The Rev Your Bev campaign is led by Y Street, the Virginia Foundation for Healthy Youth’s award winning youth activism program. Rev Your Bev Day events focused on collecting information on what Virginians think about sugary drinks and what they know about health effects.
“Rev Your Bev” is also spreading throughout the New River Valley. Floyd County High School’s culinary art students created posters to inform younger students about the high sugar content in soda, tea, and common sports drinks. Mrs. Cantrell’s culinary students also handed out pins, bracelets, and cards informing peers that for each sugary drinks consumed per day, a child’s risk of becoming overweight increases by 60% and that it takes over an hour of walking to burn off the 240 calories in a 20-ounce bottle of cola.
NRVCS Prevention Specialist Katie Van Horn took the message to the local Girl Scout’s troop. The girls were surprised to learn that there was sugar in “Vitamin Water.” They assumed that since the bottle said “water” that it would be free of sugar. The girls proudly put on their Rev Your Bev bracelets and pledged to spread the message.
At Floyd Elementary School’s field day, a healthy snack station encouraged students to fuel their bodies with water versus sugar. A few of the local schools have started changing their field day snacks from the typical popsicles, juice, and cookies, to water and fruit kabobs. The Floyd Moves group also brought the message to the Bluegrass and BBQ Festival at Chantilly Farm.
In Radford, NRVCS Prevention Specialist Connie Clark hosted a Rev Your Bev booth during lunch time for Radford High School and Dalton Intermediate School. The high school students were very interested in learning about the sugar content and were shocked by how much sugar they were actually ingesting each day. They were also very curious about other drinks they consume that were not on the table. Both the high school and middle school students were excited to go home and share this information with their friends and family.

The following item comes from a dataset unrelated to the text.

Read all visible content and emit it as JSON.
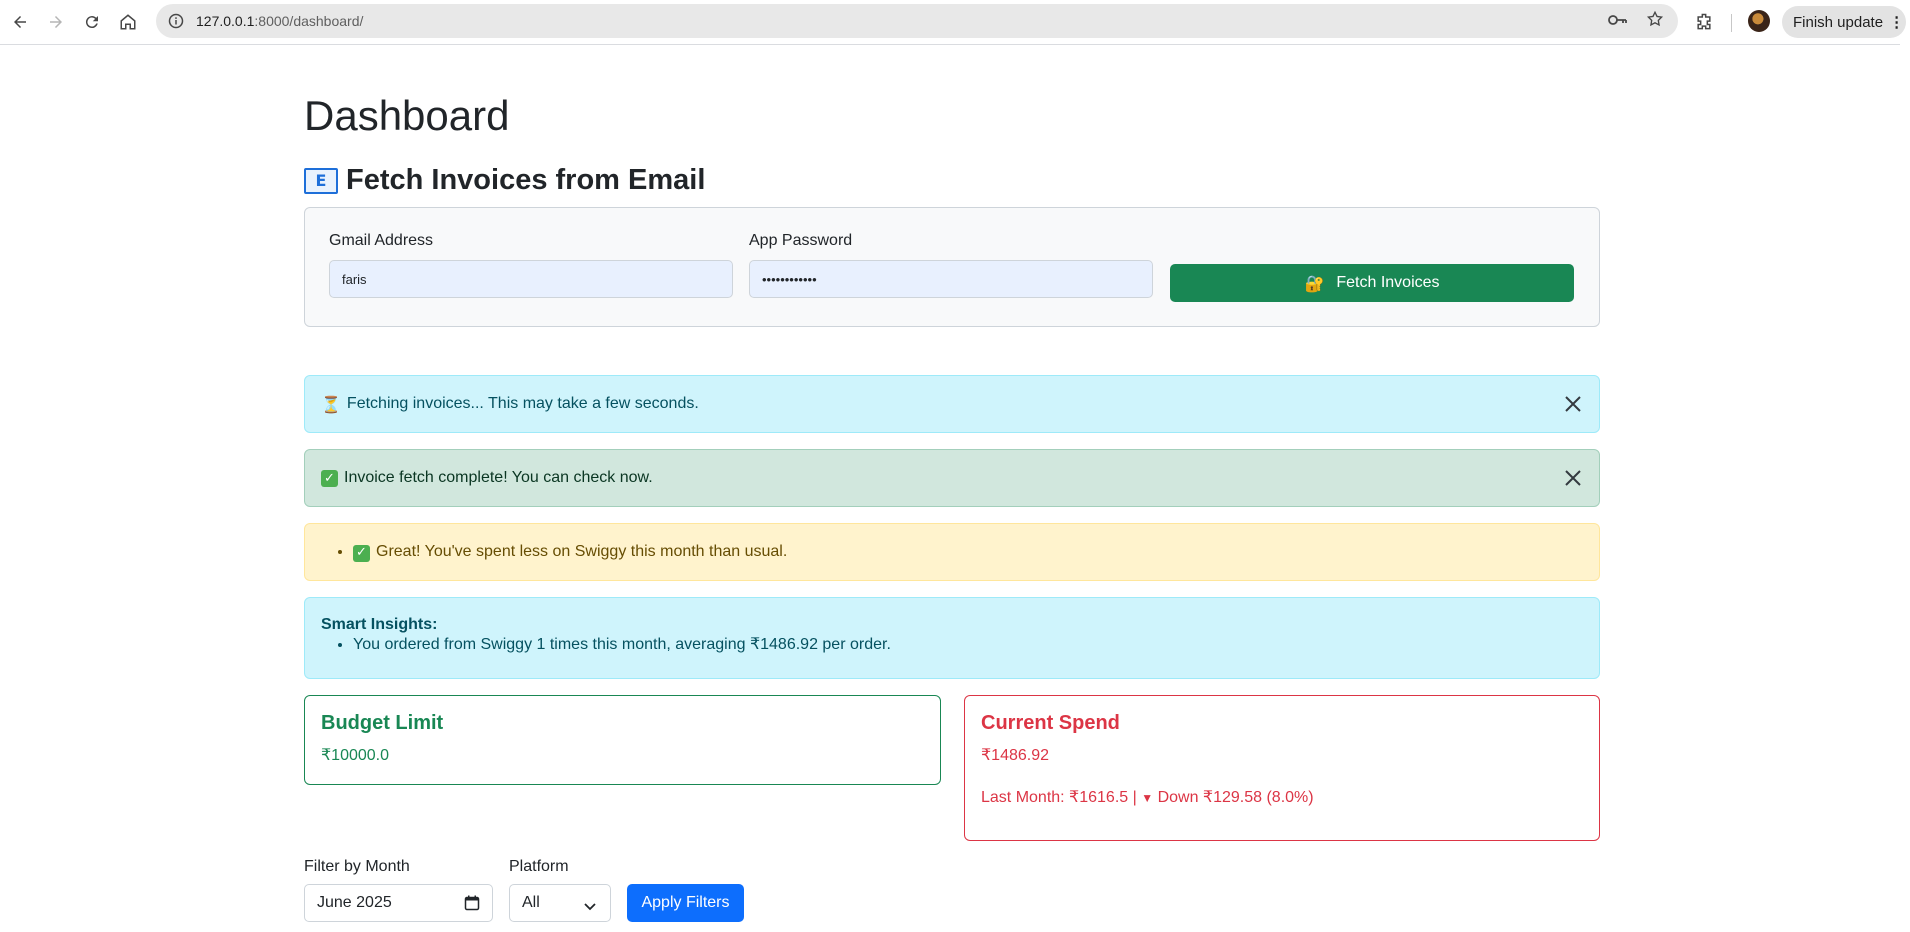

To learn more and to join New River Valley Community Services in spreading the message of avoiding sugary drinks, visit www.VFHY.org.